### What is expected
Could you copy each line of the listing below that has the word "JSON"?

*** Opening Data shown ***

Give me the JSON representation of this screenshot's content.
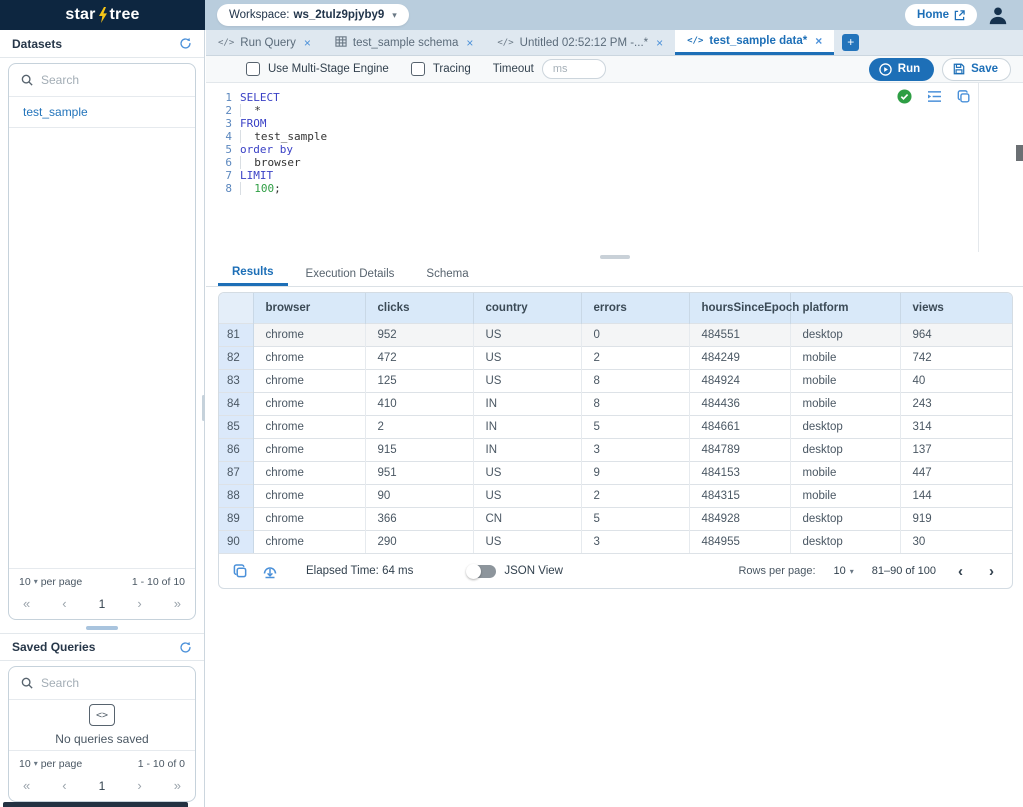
{
  "colors": {
    "accent": "#1d6fb7",
    "navy": "#0d2640",
    "topbar": "#b9cddd",
    "table_header_bg": "#d9e9f9",
    "bolt_yellow": "#f5c518",
    "success_green": "#2e9e44"
  },
  "topbar": {
    "logo_star": "star",
    "logo_tree": "tree",
    "workspace_label": "Workspace:",
    "workspace_name": "ws_2tulz9pjyby9",
    "home_label": "Home"
  },
  "sidebar": {
    "datasets": {
      "title": "Datasets",
      "search_placeholder": "Search",
      "items": [
        {
          "label": "test_sample"
        }
      ],
      "per_page_value": "10",
      "per_page_suffix": "per page",
      "range": "1 - 10 of 10",
      "page": "1"
    },
    "saved_queries": {
      "title": "Saved Queries",
      "search_placeholder": "Search",
      "empty_icon_glyph": "<>",
      "empty_text": "No queries saved",
      "per_page_value": "10",
      "per_page_suffix": "per page",
      "range": "1 - 10 of 0",
      "page": "1"
    },
    "pager_glyphs": {
      "first": "«",
      "prev": "‹",
      "next": "›",
      "last": "»"
    }
  },
  "tabs": {
    "code_glyph": "</>",
    "close_glyph": "×",
    "add_glyph": "+",
    "items": [
      {
        "label": "Run Query",
        "icon": "code",
        "active": false
      },
      {
        "label": "test_sample schema",
        "icon": "table",
        "active": false
      },
      {
        "label": "Untitled 02:52:12 PM -...*",
        "icon": "code",
        "active": false
      },
      {
        "label": "test_sample data*",
        "icon": "code",
        "active": true
      }
    ]
  },
  "toolbar": {
    "multi_stage_label": "Use Multi-Stage Engine",
    "tracing_label": "Tracing",
    "timeout_label": "Timeout",
    "timeout_placeholder": "ms",
    "run_label": "Run",
    "save_label": "Save"
  },
  "editor": {
    "lines": [
      {
        "num": "1",
        "indent": false,
        "segs": [
          [
            "kw",
            "SELECT"
          ]
        ]
      },
      {
        "num": "2",
        "indent": true,
        "segs": [
          [
            "pl",
            "*"
          ]
        ]
      },
      {
        "num": "3",
        "indent": false,
        "segs": [
          [
            "kw",
            "FROM"
          ]
        ]
      },
      {
        "num": "4",
        "indent": true,
        "segs": [
          [
            "pl",
            "test_sample"
          ]
        ]
      },
      {
        "num": "5",
        "indent": false,
        "segs": [
          [
            "kw",
            "order by"
          ]
        ]
      },
      {
        "num": "6",
        "indent": true,
        "segs": [
          [
            "pl",
            "browser"
          ]
        ]
      },
      {
        "num": "7",
        "indent": false,
        "segs": [
          [
            "kw",
            "LIMIT"
          ]
        ]
      },
      {
        "num": "8",
        "indent": true,
        "segs": [
          [
            "num",
            "100"
          ],
          [
            "pl",
            ";"
          ]
        ]
      }
    ]
  },
  "result_tabs": [
    {
      "label": "Results",
      "active": true
    },
    {
      "label": "Execution Details",
      "active": false
    },
    {
      "label": "Schema",
      "active": false
    }
  ],
  "results": {
    "columns": [
      "browser",
      "clicks",
      "country",
      "errors",
      "hoursSinceEpoch",
      "platform",
      "views"
    ],
    "rows": [
      {
        "idx": "81",
        "cells": [
          "chrome",
          "952",
          "US",
          "0",
          "484551",
          "desktop",
          "964"
        ]
      },
      {
        "idx": "82",
        "cells": [
          "chrome",
          "472",
          "US",
          "2",
          "484249",
          "mobile",
          "742"
        ]
      },
      {
        "idx": "83",
        "cells": [
          "chrome",
          "125",
          "US",
          "8",
          "484924",
          "mobile",
          "40"
        ]
      },
      {
        "idx": "84",
        "cells": [
          "chrome",
          "410",
          "IN",
          "8",
          "484436",
          "mobile",
          "243"
        ]
      },
      {
        "idx": "85",
        "cells": [
          "chrome",
          "2",
          "IN",
          "5",
          "484661",
          "desktop",
          "314"
        ]
      },
      {
        "idx": "86",
        "cells": [
          "chrome",
          "915",
          "IN",
          "3",
          "484789",
          "desktop",
          "137"
        ]
      },
      {
        "idx": "87",
        "cells": [
          "chrome",
          "951",
          "US",
          "9",
          "484153",
          "mobile",
          "447"
        ]
      },
      {
        "idx": "88",
        "cells": [
          "chrome",
          "90",
          "US",
          "2",
          "484315",
          "mobile",
          "144"
        ]
      },
      {
        "idx": "89",
        "cells": [
          "chrome",
          "366",
          "CN",
          "5",
          "484928",
          "desktop",
          "919"
        ]
      },
      {
        "idx": "90",
        "cells": [
          "chrome",
          "290",
          "US",
          "3",
          "484955",
          "desktop",
          "30"
        ]
      }
    ],
    "footer": {
      "elapsed_text": "Elapsed Time: 64 ms",
      "json_view_label": "JSON View",
      "rows_per_page_label": "Rows per page:",
      "rows_per_page_value": "10",
      "range_text": "81–90 of 100",
      "prev_glyph": "‹",
      "next_glyph": "›"
    }
  }
}
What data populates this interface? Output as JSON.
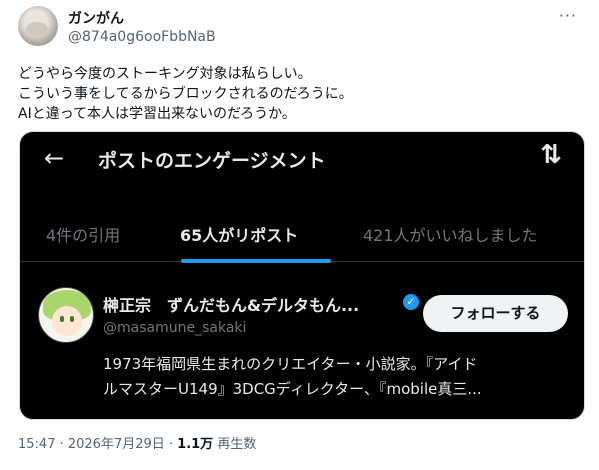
{
  "tweet": {
    "display_name": "ガンがん",
    "handle": "@874a0g6ooFbbNaB",
    "more_label": "···",
    "text_lines": [
      "どうやら今度のストーキング対象は私らしい。",
      "こういう事をしてるからブロックされるのだろうに。",
      "AIと違って本人は学習出来ないのだろうか。"
    ],
    "timestamp": "15:47 · 2026年7月29日 · ",
    "views_count": "1.1万",
    "views_label": " 再生数"
  },
  "screenshot": {
    "back_icon": "arrow-left-icon",
    "back_glyph": "←",
    "title": "ポストのエンゲージメント",
    "sort_icon": "sort-arrows-icon",
    "sort_glyph": "⇅",
    "tabs": [
      {
        "label": "4件の引用",
        "active": false
      },
      {
        "label": "65人がリポスト",
        "active": true
      },
      {
        "label": "421人がいいねしました",
        "active": false
      }
    ],
    "accent_color": "#1d9bf0",
    "user": {
      "name": "榊正宗　ずんだもん&デルタもん...",
      "handle": "@masamune_sakaki",
      "verified_icon": "verified-badge-icon",
      "verified_glyph": "✓",
      "follow_label": "フォローする",
      "bio_lines": [
        "1973年福岡県生まれのクリエイター・小説家。『アイド",
        "ルマスターU149』3DCGディレクター、『mobile真三..."
      ]
    }
  }
}
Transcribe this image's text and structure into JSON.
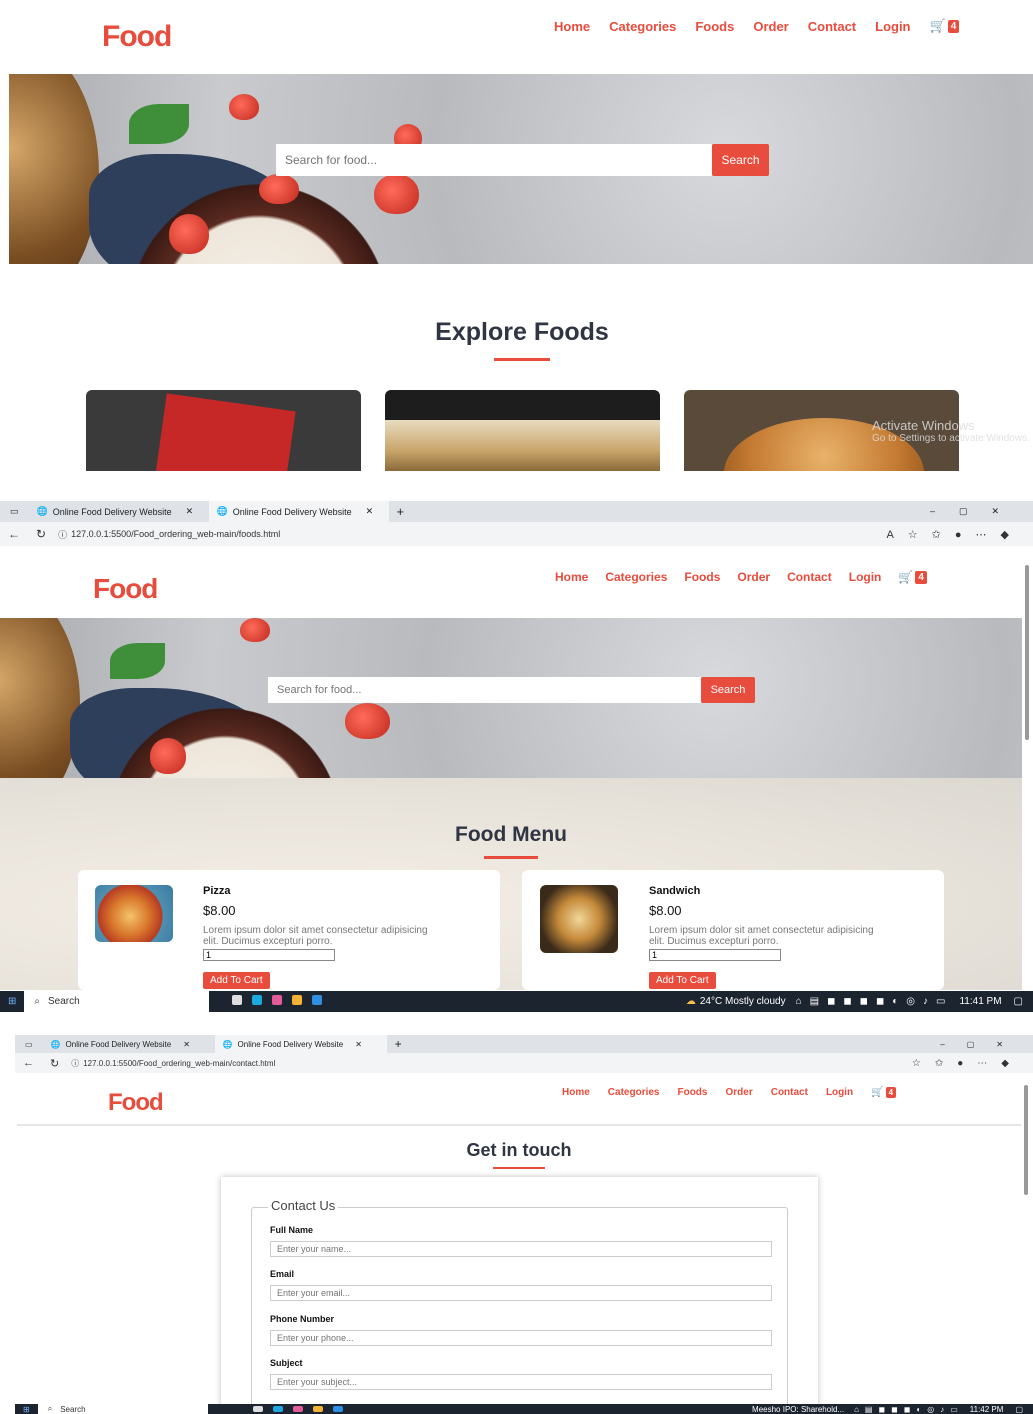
{
  "brand": {
    "logo": "Food",
    "accent": "#e74c3c"
  },
  "nav": {
    "items": [
      "Home",
      "Categories",
      "Foods",
      "Order",
      "Contact",
      "Login"
    ],
    "cart_count": "4"
  },
  "search": {
    "placeholder": "Search for food...",
    "button": "Search"
  },
  "explore": {
    "title": "Explore Foods",
    "watermark_line1": "Activate Windows",
    "watermark_line2": "Go to Settings to activate Windows."
  },
  "browser": {
    "tabs": [
      "Online Food Delivery Website",
      "Online Food Delivery Website"
    ],
    "new_tab": "+",
    "url_foods": "127.0.0.1:5500/Food_ordering_web-main/foods.html",
    "url_contact": "127.0.0.1:5500/Food_ordering_web-main/contact.html"
  },
  "menu": {
    "title": "Food Menu",
    "items": [
      {
        "name": "Pizza",
        "price": "$8.00",
        "desc": "Lorem ipsum dolor sit amet consectetur adipisicing elit. Ducimus excepturi porro.",
        "qty": "1",
        "button": "Add To Cart"
      },
      {
        "name": "Sandwich",
        "price": "$8.00",
        "desc": "Lorem ipsum dolor sit amet consectetur adipisicing elit. Ducimus excepturi porro.",
        "qty": "1",
        "button": "Add To Cart"
      }
    ]
  },
  "taskbar": {
    "search": "Search",
    "weather": "24°C  Mostly cloudy",
    "time1": "11:41 PM",
    "news": "Meesho IPO: Sharehold...",
    "time2": "11:42 PM"
  },
  "contact": {
    "title": "Get in touch",
    "legend": "Contact Us",
    "fields": [
      {
        "label": "Full Name",
        "placeholder": "Enter your name..."
      },
      {
        "label": "Email",
        "placeholder": "Enter your email..."
      },
      {
        "label": "Phone Number",
        "placeholder": "Enter your phone..."
      },
      {
        "label": "Subject",
        "placeholder": "Enter your subject..."
      }
    ]
  }
}
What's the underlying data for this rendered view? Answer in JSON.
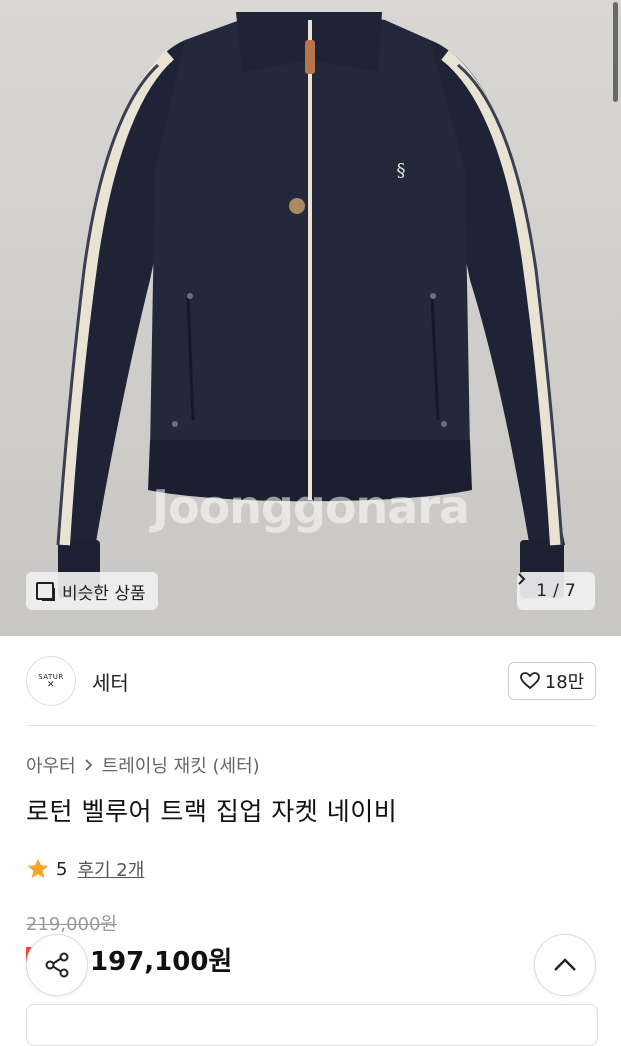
{
  "watermark": "Joonggonara",
  "gallery": {
    "similar_label": "비슷한 상품",
    "page_current": "1",
    "page_sep": "/",
    "page_total": "7"
  },
  "seller": {
    "logo_text": "SATUR",
    "name": "세터",
    "likes": "18만"
  },
  "breadcrumb": {
    "category": "아우터",
    "subcategory": "트레이닝 재킷 (세터)"
  },
  "product": {
    "title": "로턴 벨루어 트랙 집업 자켓 네이비",
    "rating": "5",
    "reviews": "후기 2개",
    "original_price": "219,000원",
    "price": "197,100원"
  },
  "colors": {
    "navy": "#1f2336",
    "cream": "#e8e3d3",
    "star": "#f5a623"
  },
  "icons": {
    "similar": "stacked-squares-icon",
    "pager": "chevron-right-icon",
    "like": "heart-icon",
    "star": "star-icon",
    "share": "share-icon",
    "top": "chevron-up-icon"
  }
}
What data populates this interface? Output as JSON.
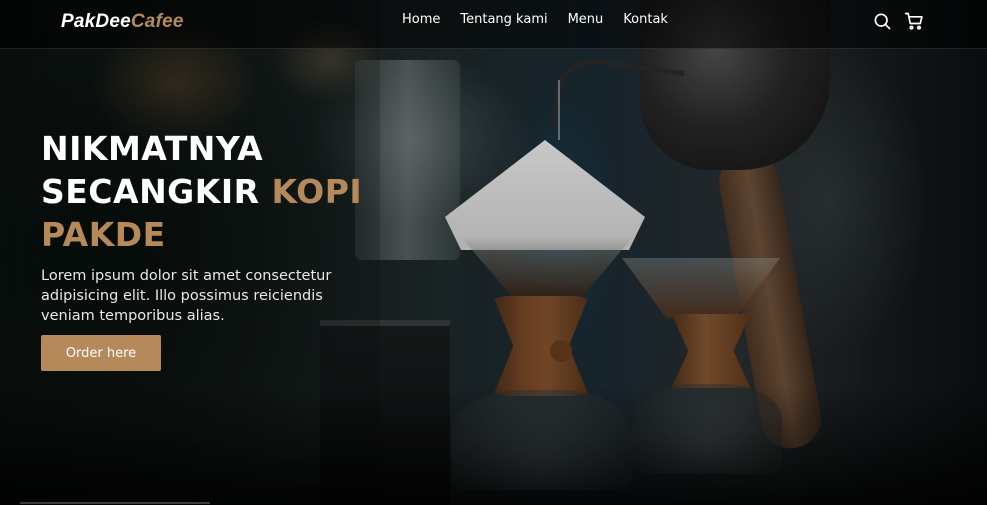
{
  "brand": {
    "name_part1": "PakDee",
    "name_part2": "Cafee",
    "accent_color": "#b6895b"
  },
  "nav": {
    "links": [
      {
        "label": "Home"
      },
      {
        "label": "Tentang kami"
      },
      {
        "label": "Menu"
      },
      {
        "label": "Kontak"
      }
    ],
    "icons": [
      "search-icon",
      "cart-icon"
    ]
  },
  "hero": {
    "title_line1": "NIKMATNYA",
    "title_line2_white": "SECANGKIR",
    "title_line2_accent": "KOPI",
    "title_line3_accent": "PAKDE",
    "description": "Lorem ipsum dolor sit amet consectetur adipisicing elit. Illo possimus reiciendis veniam temporibus alias.",
    "cta_label": "Order here"
  }
}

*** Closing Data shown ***

### Response
Give me the JSON representation of this screenshot's content.
      "json_view_label": "JSON View",
What data populates this interface? Output as JSON.
Transcribe this image's text and structure into JSON.
What's the underlying data for this rendered view? Answer in JSON.
What data populates this interface? Output as JSON.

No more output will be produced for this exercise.